Mosaics, Glass Shells, and the Power of Introversion.
Both Laura, a fictional character in the play, The Glass Menagerie, and Temple Grandin, the author of "Genius May Be an Abnormality: Educating Students with Asperger's Syndrome", can be categorized as introverts: Grandin, labeled with autism, and Laura, with "inferiority complex", as Jim calls it. Both abnormalities are analogous in the sense that both involve awkward social skills and self doubt, and a passion, or genius in one single thing. Laura, like children with autism, is crippled, she is "abnormal" to her society, and she is afraid of her own abnormality. While Amanda and Tom, like the parents of autistic children, polished Laura's little glass shell, Jim is the mentor that helps Laura embrace her true passion, and Jim symbolizes the breaking of her horn, the hammer that shatters her fragile cocoon of glass. In this way, Temple Grandin and Laura are similar in their path of discovering themselves, accepting and manipulating their introversion, and overcoming their fear of revealing their true self to others.The issue of introversion and extroversion, of social acceptance, and how the surrounding environment can affect those views within a person can be explored in both of these works of writing. .
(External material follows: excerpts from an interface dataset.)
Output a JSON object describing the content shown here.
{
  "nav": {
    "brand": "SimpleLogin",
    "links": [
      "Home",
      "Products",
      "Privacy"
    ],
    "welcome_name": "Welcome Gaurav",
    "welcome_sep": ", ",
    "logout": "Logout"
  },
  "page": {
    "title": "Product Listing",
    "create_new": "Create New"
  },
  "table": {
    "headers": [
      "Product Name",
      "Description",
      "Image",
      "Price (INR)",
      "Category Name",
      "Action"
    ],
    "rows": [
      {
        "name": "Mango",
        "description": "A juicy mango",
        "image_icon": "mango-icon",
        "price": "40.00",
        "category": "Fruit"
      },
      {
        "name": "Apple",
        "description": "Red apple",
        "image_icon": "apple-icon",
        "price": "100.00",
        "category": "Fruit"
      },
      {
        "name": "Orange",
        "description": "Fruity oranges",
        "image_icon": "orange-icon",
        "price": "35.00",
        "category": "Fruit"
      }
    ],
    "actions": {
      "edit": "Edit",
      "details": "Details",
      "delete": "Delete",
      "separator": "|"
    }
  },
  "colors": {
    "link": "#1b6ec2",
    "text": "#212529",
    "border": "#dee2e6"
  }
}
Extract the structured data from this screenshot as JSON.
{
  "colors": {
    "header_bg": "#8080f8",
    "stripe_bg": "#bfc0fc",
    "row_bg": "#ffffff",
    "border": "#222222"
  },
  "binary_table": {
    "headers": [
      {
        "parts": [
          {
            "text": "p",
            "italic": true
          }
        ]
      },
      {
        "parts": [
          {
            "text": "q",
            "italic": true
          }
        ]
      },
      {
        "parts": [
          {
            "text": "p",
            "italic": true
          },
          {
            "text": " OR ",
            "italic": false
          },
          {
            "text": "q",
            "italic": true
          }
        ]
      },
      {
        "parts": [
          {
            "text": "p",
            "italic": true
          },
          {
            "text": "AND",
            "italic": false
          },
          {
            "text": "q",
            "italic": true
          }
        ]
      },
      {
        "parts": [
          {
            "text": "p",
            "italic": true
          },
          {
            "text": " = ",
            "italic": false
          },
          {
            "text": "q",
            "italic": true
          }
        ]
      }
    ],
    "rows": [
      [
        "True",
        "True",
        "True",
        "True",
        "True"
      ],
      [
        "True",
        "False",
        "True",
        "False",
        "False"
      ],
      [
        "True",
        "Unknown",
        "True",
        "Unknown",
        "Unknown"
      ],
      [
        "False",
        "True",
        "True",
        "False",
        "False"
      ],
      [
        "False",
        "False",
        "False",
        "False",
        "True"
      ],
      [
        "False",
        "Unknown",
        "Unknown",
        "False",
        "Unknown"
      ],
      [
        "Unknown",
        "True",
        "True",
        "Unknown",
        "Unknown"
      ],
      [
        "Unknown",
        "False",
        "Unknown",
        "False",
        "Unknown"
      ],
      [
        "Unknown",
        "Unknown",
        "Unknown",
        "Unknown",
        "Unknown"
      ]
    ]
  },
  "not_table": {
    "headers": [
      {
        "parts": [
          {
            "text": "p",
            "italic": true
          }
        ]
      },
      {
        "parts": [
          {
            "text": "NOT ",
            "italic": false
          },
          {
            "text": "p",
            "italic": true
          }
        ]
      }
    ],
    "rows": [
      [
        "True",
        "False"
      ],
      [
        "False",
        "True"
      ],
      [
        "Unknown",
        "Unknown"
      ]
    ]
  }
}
While Laura and Grandin seem foreign and extreme in their respective "abnormalities", the issue of introversion and extroversion are in fact relevant in the entirety of global society today. To empathize with these characters, one must fully comprehend the meaning of extroversion and introversion. As Grandin explained in her essay, "the highly social, verbal thinkers who are in the educational system need to understand that their thought processes are different." While an extrovert craves social stimulation, introverts feel the most functional in isolated low key environments.